[Listed records Boundary: Start]

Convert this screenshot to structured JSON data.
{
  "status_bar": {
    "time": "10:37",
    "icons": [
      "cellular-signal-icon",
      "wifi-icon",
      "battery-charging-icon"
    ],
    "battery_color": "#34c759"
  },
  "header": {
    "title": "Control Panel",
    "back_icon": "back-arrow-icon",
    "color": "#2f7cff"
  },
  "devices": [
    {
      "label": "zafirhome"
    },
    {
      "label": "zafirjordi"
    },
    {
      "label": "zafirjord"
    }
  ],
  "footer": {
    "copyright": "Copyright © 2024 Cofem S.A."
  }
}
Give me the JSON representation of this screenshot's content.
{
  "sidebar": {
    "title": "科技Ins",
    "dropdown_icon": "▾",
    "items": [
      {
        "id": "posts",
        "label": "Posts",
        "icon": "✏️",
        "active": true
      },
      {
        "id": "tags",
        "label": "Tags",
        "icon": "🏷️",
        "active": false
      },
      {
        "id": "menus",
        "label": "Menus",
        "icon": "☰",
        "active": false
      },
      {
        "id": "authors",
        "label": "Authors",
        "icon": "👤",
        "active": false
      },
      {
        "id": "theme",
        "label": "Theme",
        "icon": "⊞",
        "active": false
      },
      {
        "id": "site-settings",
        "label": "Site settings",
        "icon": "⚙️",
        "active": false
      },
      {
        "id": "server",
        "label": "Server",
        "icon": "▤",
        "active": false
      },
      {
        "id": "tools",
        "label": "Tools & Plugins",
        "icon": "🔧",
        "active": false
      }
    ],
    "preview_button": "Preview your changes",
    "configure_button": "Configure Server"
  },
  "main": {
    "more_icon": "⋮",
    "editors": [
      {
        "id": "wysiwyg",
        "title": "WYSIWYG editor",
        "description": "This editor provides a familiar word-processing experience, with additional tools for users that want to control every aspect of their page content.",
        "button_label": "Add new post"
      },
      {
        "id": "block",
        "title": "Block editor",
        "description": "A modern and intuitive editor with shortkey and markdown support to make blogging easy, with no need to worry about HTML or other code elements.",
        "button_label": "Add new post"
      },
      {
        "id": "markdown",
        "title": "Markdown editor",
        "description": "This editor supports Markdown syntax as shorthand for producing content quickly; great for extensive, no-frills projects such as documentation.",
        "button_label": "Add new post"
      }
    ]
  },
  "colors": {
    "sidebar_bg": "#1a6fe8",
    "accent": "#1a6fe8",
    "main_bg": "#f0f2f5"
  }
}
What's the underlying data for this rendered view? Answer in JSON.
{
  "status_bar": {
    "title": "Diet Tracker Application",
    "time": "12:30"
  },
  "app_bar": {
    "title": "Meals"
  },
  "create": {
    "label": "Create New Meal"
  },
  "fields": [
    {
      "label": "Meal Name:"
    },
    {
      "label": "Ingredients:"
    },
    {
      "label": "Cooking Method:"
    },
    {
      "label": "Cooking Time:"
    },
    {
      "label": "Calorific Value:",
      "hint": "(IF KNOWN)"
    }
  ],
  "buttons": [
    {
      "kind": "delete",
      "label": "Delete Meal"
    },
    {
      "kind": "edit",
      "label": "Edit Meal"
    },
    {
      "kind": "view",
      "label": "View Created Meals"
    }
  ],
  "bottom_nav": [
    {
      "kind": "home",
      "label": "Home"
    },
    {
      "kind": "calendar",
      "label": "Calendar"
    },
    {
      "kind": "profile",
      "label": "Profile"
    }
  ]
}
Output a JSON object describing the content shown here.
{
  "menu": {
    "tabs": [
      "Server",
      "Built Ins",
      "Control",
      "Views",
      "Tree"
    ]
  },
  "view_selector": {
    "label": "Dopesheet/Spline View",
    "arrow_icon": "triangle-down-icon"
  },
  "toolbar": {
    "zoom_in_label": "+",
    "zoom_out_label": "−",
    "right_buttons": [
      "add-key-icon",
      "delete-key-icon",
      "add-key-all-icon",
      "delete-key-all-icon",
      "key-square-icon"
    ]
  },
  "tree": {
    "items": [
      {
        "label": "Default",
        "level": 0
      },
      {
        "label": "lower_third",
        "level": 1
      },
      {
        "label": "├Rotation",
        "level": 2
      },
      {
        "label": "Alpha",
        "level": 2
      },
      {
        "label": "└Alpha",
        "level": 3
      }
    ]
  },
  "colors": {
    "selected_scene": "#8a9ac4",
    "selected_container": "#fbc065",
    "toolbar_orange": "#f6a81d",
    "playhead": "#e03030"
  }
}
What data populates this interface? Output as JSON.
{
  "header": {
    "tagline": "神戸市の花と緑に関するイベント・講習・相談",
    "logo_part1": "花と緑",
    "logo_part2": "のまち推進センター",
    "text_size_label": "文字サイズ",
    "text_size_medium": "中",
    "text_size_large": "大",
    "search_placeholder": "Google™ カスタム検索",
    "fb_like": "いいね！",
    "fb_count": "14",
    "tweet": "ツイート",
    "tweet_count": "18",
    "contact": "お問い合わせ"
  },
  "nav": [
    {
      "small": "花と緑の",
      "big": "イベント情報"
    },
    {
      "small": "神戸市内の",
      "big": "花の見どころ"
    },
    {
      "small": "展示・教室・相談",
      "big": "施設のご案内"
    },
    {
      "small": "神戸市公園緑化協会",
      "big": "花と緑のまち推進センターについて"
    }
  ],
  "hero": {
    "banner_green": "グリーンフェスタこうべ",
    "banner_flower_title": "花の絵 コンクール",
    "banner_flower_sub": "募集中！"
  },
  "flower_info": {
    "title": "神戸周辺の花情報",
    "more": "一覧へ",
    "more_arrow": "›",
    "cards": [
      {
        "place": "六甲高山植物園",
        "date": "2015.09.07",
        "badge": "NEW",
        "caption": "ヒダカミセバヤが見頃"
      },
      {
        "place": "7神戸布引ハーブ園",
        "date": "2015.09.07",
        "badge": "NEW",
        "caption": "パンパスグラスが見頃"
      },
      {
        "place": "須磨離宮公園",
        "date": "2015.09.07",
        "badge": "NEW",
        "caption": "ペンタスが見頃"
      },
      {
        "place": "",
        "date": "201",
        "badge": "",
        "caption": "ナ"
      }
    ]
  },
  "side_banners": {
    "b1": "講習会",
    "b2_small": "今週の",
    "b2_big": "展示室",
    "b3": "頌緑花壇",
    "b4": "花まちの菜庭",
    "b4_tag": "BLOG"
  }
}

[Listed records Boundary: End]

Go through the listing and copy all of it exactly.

Solution to the exercise —
Convert this screenshot to structured JSON data.
{
  "status_bar": {
    "time": "10:37",
    "icons": [
      "cellular-signal-icon",
      "wifi-icon",
      "battery-charging-icon"
    ],
    "battery_color": "#34c759"
  },
  "header": {
    "title": "Control Panel",
    "back_icon": "back-arrow-icon",
    "color": "#2f7cff"
  },
  "devices": [
    {
      "label": "zafirhome"
    },
    {
      "label": "zafirjordi"
    },
    {
      "label": "zafirjord"
    }
  ],
  "footer": {
    "copyright": "Copyright © 2024 Cofem S.A."
  }
}
Give me the JSON representation of this screenshot's content.
{
  "sidebar": {
    "title": "科技Ins",
    "dropdown_icon": "▾",
    "items": [
      {
        "id": "posts",
        "label": "Posts",
        "icon": "✏️",
        "active": true
      },
      {
        "id": "tags",
        "label": "Tags",
        "icon": "🏷️",
        "active": false
      },
      {
        "id": "menus",
        "label": "Menus",
        "icon": "☰",
        "active": false
      },
      {
        "id": "authors",
        "label": "Authors",
        "icon": "👤",
        "active": false
      },
      {
        "id": "theme",
        "label": "Theme",
        "icon": "⊞",
        "active": false
      },
      {
        "id": "site-settings",
        "label": "Site settings",
        "icon": "⚙️",
        "active": false
      },
      {
        "id": "server",
        "label": "Server",
        "icon": "▤",
        "active": false
      },
      {
        "id": "tools",
        "label": "Tools & Plugins",
        "icon": "🔧",
        "active": false
      }
    ],
    "preview_button": "Preview your changes",
    "configure_button": "Configure Server"
  },
  "main": {
    "more_icon": "⋮",
    "editors": [
      {
        "id": "wysiwyg",
        "title": "WYSIWYG editor",
        "description": "This editor provides a familiar word-processing experience, with additional tools for users that want to control every aspect of their page content.",
        "button_label": "Add new post"
      },
      {
        "id": "block",
        "title": "Block editor",
        "description": "A modern and intuitive editor with shortkey and markdown support to make blogging easy, with no need to worry about HTML or other code elements.",
        "button_label": "Add new post"
      },
      {
        "id": "markdown",
        "title": "Markdown editor",
        "description": "This editor supports Markdown syntax as shorthand for producing content quickly; great for extensive, no-frills projects such as documentation.",
        "button_label": "Add new post"
      }
    ]
  },
  "colors": {
    "sidebar_bg": "#1a6fe8",
    "accent": "#1a6fe8",
    "main_bg": "#f0f2f5"
  }
}
What's the underlying data for this rendered view? Answer in JSON.
{
  "status_bar": {
    "title": "Diet Tracker Application",
    "time": "12:30"
  },
  "app_bar": {
    "title": "Meals"
  },
  "create": {
    "label": "Create New Meal"
  },
  "fields": [
    {
      "label": "Meal Name:"
    },
    {
      "label": "Ingredients:"
    },
    {
      "label": "Cooking Method:"
    },
    {
      "label": "Cooking Time:"
    },
    {
      "label": "Calorific Value:",
      "hint": "(IF KNOWN)"
    }
  ],
  "buttons": [
    {
      "kind": "delete",
      "label": "Delete Meal"
    },
    {
      "kind": "edit",
      "label": "Edit Meal"
    },
    {
      "kind": "view",
      "label": "View Created Meals"
    }
  ],
  "bottom_nav": [
    {
      "kind": "home",
      "label": "Home"
    },
    {
      "kind": "calendar",
      "label": "Calendar"
    },
    {
      "kind": "profile",
      "label": "Profile"
    }
  ]
}
Output a JSON object describing the content shown here.
{
  "menu": {
    "tabs": [
      "Server",
      "Built Ins",
      "Control",
      "Views",
      "Tree"
    ]
  },
  "view_selector": {
    "label": "Dopesheet/Spline View",
    "arrow_icon": "triangle-down-icon"
  },
  "toolbar": {
    "zoom_in_label": "+",
    "zoom_out_label": "−",
    "right_buttons": [
      "add-key-icon",
      "delete-key-icon",
      "add-key-all-icon",
      "delete-key-all-icon",
      "key-square-icon"
    ]
  },
  "tree": {
    "items": [
      {
        "label": "Default",
        "level": 0
      },
      {
        "label": "lower_third",
        "level": 1
      },
      {
        "label": "├Rotation",
        "level": 2
      },
      {
        "label": "Alpha",
        "level": 2
      },
      {
        "label": "└Alpha",
        "level": 3
      }
    ]
  },
  "colors": {
    "selected_scene": "#8a9ac4",
    "selected_container": "#fbc065",
    "toolbar_orange": "#f6a81d",
    "playhead": "#e03030"
  }
}
What data populates this interface? Output as JSON.
{
  "header": {
    "tagline": "神戸市の花と緑に関するイベント・講習・相談",
    "logo_part1": "花と緑",
    "logo_part2": "のまち推進センター",
    "text_size_label": "文字サイズ",
    "text_size_medium": "中",
    "text_size_large": "大",
    "search_placeholder": "Google™ カスタム検索",
    "fb_like": "いいね！",
    "fb_count": "14",
    "tweet": "ツイート",
    "tweet_count": "18",
    "contact": "お問い合わせ"
  },
  "nav": [
    {
      "small": "花と緑の",
      "big": "イベント情報"
    },
    {
      "small": "神戸市内の",
      "big": "花の見どころ"
    },
    {
      "small": "展示・教室・相談",
      "big": "施設のご案内"
    },
    {
      "small": "神戸市公園緑化協会",
      "big": "花と緑のまち推進センターについて"
    }
  ],
  "hero": {
    "banner_green": "グリーンフェスタこうべ",
    "banner_flower_title": "花の絵 コンクール",
    "banner_flower_sub": "募集中！"
  },
  "flower_info": {
    "title": "神戸周辺の花情報",
    "more": "一覧へ",
    "more_arrow": "›",
    "cards": [
      {
        "place": "六甲高山植物園",
        "date": "2015.09.07",
        "badge": "NEW",
        "caption": "ヒダカミセバヤが見頃"
      },
      {
        "place": "7神戸布引ハーブ園",
        "date": "2015.09.07",
        "badge": "NEW",
        "caption": "パンパスグラスが見頃"
      },
      {
        "place": "須磨離宮公園",
        "date": "2015.09.07",
        "badge": "NEW",
        "caption": "ペンタスが見頃"
      },
      {
        "place": "",
        "date": "201",
        "badge": "",
        "caption": "ナ"
      }
    ]
  },
  "side_banners": {
    "b1": "講習会",
    "b2_small": "今週の",
    "b2_big": "展示室",
    "b3": "頌緑花壇",
    "b4": "花まちの菜庭",
    "b4_tag": "BLOG"
  }
}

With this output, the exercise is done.